Argyll and Bute Hospital is a hospital providing acute admissions and various mental health and psychotherapy services. The hospital joined the NHS Forest project in 2010 following the creation of their Blarbuie project.
The story so far - creation of a community Woodland Enterprise
Argyll & Bute Hospital was opened in the Victorian era. At the time of the creation of such health care provision – usually in rural environments – the name ‘asylum’ was commonly used, literally meaning refuge or place of safety and tranquillity. The woods around the hospital were created with this in mind, and along with farm and gardens were part of the outdoor resource for work and recreation. Much of this resource was lost, the hospital changed, and the woods became inaccessible and dangerous. But they still contained trees from all over the world, as well as native trees such as ash and Scots pine.

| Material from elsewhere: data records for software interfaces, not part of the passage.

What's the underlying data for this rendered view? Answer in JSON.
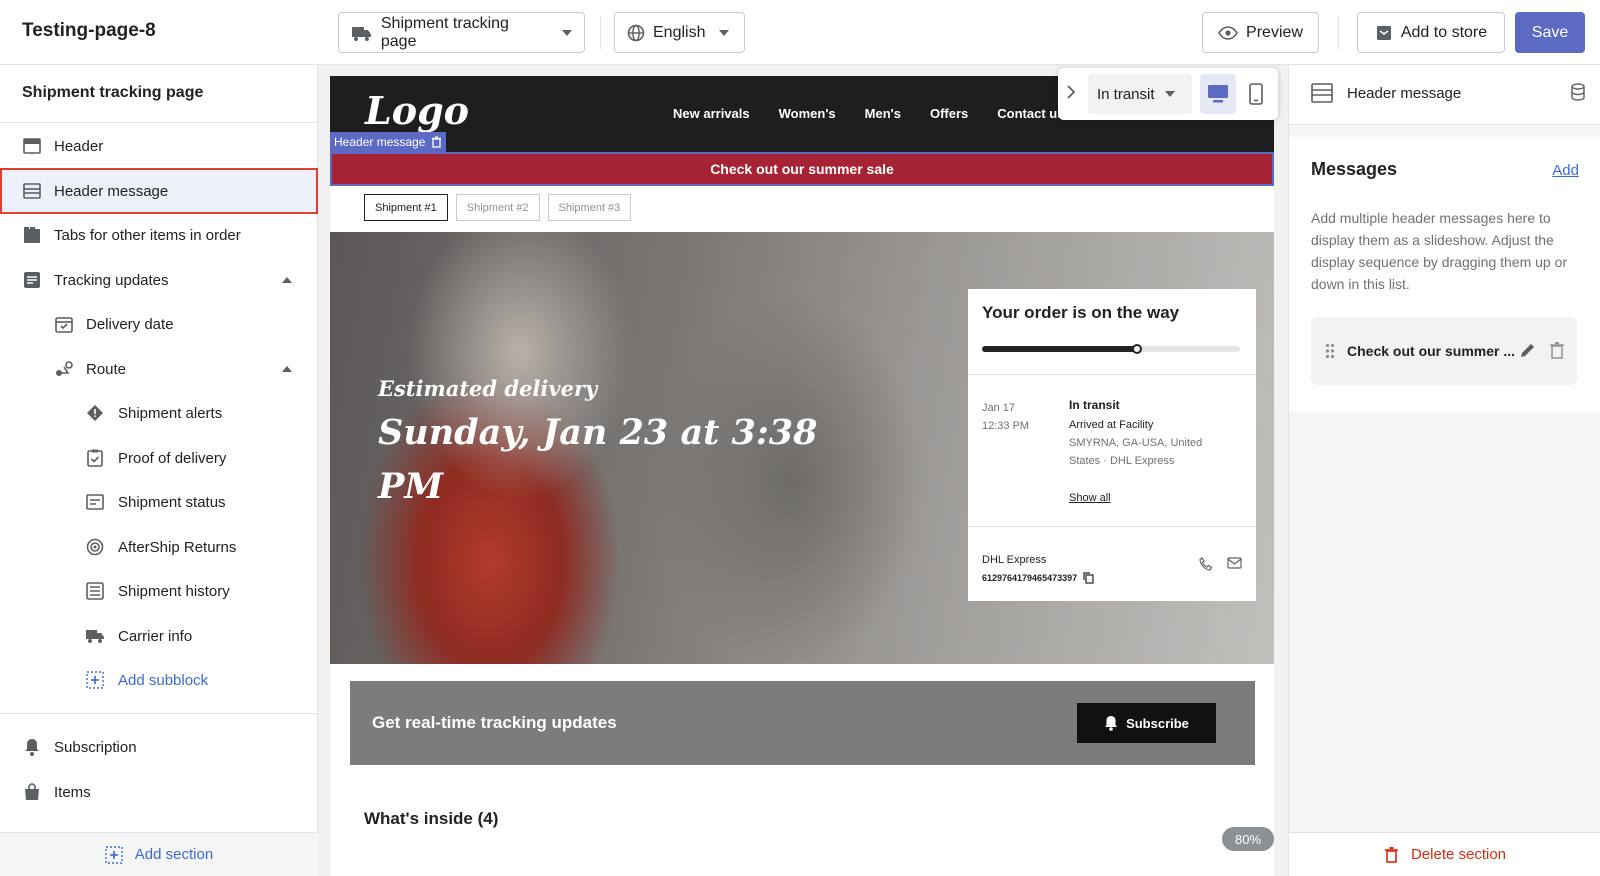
{
  "topbar": {
    "page_name": "Testing-page-8",
    "page_select": "Shipment tracking page",
    "language_select": "English",
    "preview_label": "Preview",
    "add_to_store_label": "Add to store",
    "save_label": "Save",
    "accent_color": "#5c6ac4"
  },
  "sidebar": {
    "title": "Shipment tracking page",
    "items": [
      {
        "label": "Header",
        "icon": "header-icon"
      },
      {
        "label": "Header message",
        "icon": "header-message-icon",
        "selected": true
      },
      {
        "label": "Tabs for other items in order",
        "icon": "tabs-icon"
      },
      {
        "label": "Tracking updates",
        "icon": "list-icon",
        "expanded": true
      },
      {
        "label": "Delivery date",
        "icon": "calendar-icon"
      },
      {
        "label": "Route",
        "icon": "route-icon",
        "expanded": true
      },
      {
        "label": "Shipment alerts",
        "icon": "alert-icon"
      },
      {
        "label": "Proof of delivery",
        "icon": "clipboard-icon"
      },
      {
        "label": "Shipment status",
        "icon": "status-icon"
      },
      {
        "label": "AfterShip Returns",
        "icon": "returns-icon"
      },
      {
        "label": "Shipment history",
        "icon": "history-icon"
      },
      {
        "label": "Carrier info",
        "icon": "truck-icon"
      },
      {
        "label": "Add subblock",
        "icon": "add-block-icon"
      },
      {
        "label": "Subscription",
        "icon": "bell-icon"
      },
      {
        "label": "Items",
        "icon": "bag-icon"
      }
    ],
    "add_section": "Add section"
  },
  "preview": {
    "logo": "Logo",
    "nav": [
      "New arrivals",
      "Women's",
      "Men's",
      "Offers",
      "Contact us"
    ],
    "header_message_tag": "Header message",
    "announcement": "Check out our summer sale",
    "announcement_color": "#a62333",
    "shipment_tabs": [
      "Shipment #1",
      "Shipment #2",
      "Shipment #3"
    ],
    "hero_subtitle": "Estimated delivery",
    "hero_date": "Sunday, Jan 23 at 3:38 PM",
    "order_card": {
      "title": "Your order is on the way",
      "progress": 0.6,
      "date": "Jan 17",
      "time": "12:33 PM",
      "status": "In transit",
      "detail_1": "Arrived at Facility",
      "detail_2": "SMYRNA, GA-USA, United States · DHL Express",
      "show_all": "Show all",
      "carrier": "DHL Express",
      "tracking_number": "6129764179465473397"
    },
    "subscribe_text": "Get real-time tracking updates",
    "subscribe_button": "Subscribe",
    "whats_inside": "What's inside (4)",
    "status_select": "In transit",
    "zoom": "80%"
  },
  "right_panel": {
    "header_title": "Header message",
    "messages_title": "Messages",
    "add_link": "Add",
    "description": "Add multiple header messages here to display them as a slideshow. Adjust the display sequence by dragging them up or down in this list.",
    "message_item": "Check out our summer ...",
    "delete_section": "Delete section",
    "danger_color": "#d72c0d"
  }
}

There was ground cover of heather and wild flowers and there were red squirrels, bats and birds, and views over loch, sea, hills and islands.
In 2002 a number of people came up with ideas to restore and enhance the woods, for environmental, community and health benefits. A partnership was formed between Reforesting Scotland, Argyll Green Woodworkers Association, NHS, Scottish Association for Mental Health, and Lochgilphead Community Council. Extensive research, consultation, and appraisal was carried out, followed by detailed planning and fundraising.
The vision was that Blarbuie Woodland would be for the benefit of people who use health and social services in Mid Argyll and beyond, plus all people, young and old, living in or visiting the area. Community participation was recognised as the key to protecting the woods, making them accessible to everyone and creating opportunities for people to learn about plants and wildlife, and local history. Right from the beginning there was a lot of work to be done, restoring and enhancing the two main strips of woodland - the Low Wood and the High Wood. Groups worked on paths, on woodland management, on timber construction, on signage and on environmental education. As part of this work, the project offered supervised training and voluntary opportunities. Right from the start, the project helped people to gain in health and happiness, knowledge and skills.
The reports below chart the development of this ambitious project.
Blarbuie Project Leaflet (PDF file 276KB) - includes an early description of the project
Creating Pathways report (PDF file 347KB) - March 2004 - the initial project vision, and the consultation between partners
First Progress Report, October 2005 (PDF file 389KB) - first 2 months of full project implementation, including meetings, workdays, clearing and path creation, and the Public Launch of the project
Second Progress Report, April 2006 (PDF file 713KB) - 'Milling, Hedging and Dancing'
Third Progress Report, November 2006 (PDF file 676KB) - 'Trunks, Seeds and Tracks'
Health research report - The Impact of Working and Walking in Blarbuie Woodland at Argyll and Bute Hospital on Mental Health and Wellbeing - Analysis of Health Research Interviews in 2008 (PDF file 6.3MB) This milestone report provides clear evidence of the benefits of the pioneering work of the Blarbuie Woodland project
Walking and Managing Blarbuie Woodland, Autumn 2009 (PDF file 3.2MB)
Blarbuie Walks Launch Poster, October 2009 (PDF file 183KB)
Blarbuie Woodland Enterprise Report 2009/10 (PDF file 5.5MB)
Blarbuie Open Days poster 21-22 May 2010 (PDF file 580KB)
Access and inclusion consultancy
Blarbuie Woodland is able to provide expertise on a consultancy basis, drawing on years of experience of woodland-based access and inclusion, and practical woodland management.
For more information about this or anything else to do with Blarbuie Woodland, contact Hugh Fife (email@example.com)
To find out more, visit the Blarbuie Woodland website: http://www.blarbuiewoodland.org/index.asp